*** Opening of Material provided ***

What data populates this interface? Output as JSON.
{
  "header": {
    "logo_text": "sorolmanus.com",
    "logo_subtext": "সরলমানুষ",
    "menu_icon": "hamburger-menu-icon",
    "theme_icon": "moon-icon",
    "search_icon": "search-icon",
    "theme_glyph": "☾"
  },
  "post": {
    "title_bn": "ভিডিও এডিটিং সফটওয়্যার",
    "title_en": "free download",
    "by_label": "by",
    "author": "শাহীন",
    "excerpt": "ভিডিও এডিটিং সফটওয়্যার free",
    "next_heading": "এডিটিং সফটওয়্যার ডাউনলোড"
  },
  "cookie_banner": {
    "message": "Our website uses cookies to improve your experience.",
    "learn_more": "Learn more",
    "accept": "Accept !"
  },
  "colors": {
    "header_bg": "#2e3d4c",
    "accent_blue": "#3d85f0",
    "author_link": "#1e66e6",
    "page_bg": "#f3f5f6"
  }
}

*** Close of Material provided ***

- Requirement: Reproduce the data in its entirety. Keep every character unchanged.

- Finished exercise:
What data populates this interface? Output as JSON.
{
  "header": {
    "logo_text": "sorolmanus.com",
    "logo_subtext": "সরলমানুষ",
    "menu_icon": "hamburger-menu-icon",
    "theme_icon": "moon-icon",
    "search_icon": "search-icon",
    "theme_glyph": "☾"
  },
  "post": {
    "title_bn": "ভিডিও এডিটিং সফটওয়্যার",
    "title_en": "free download",
    "by_label": "by",
    "author": "শাহীন",
    "excerpt": "ভিডিও এডিটিং সফটওয়্যার free",
    "next_heading": "এডিটিং সফটওয়্যার ডাউনলোড"
  },
  "cookie_banner": {
    "message": "Our website uses cookies to improve your experience.",
    "learn_more": "Learn more",
    "accept": "Accept !"
  },
  "colors": {
    "header_bg": "#2e3d4c",
    "accent_blue": "#3d85f0",
    "author_link": "#1e66e6",
    "page_bg": "#f3f5f6"
  }
}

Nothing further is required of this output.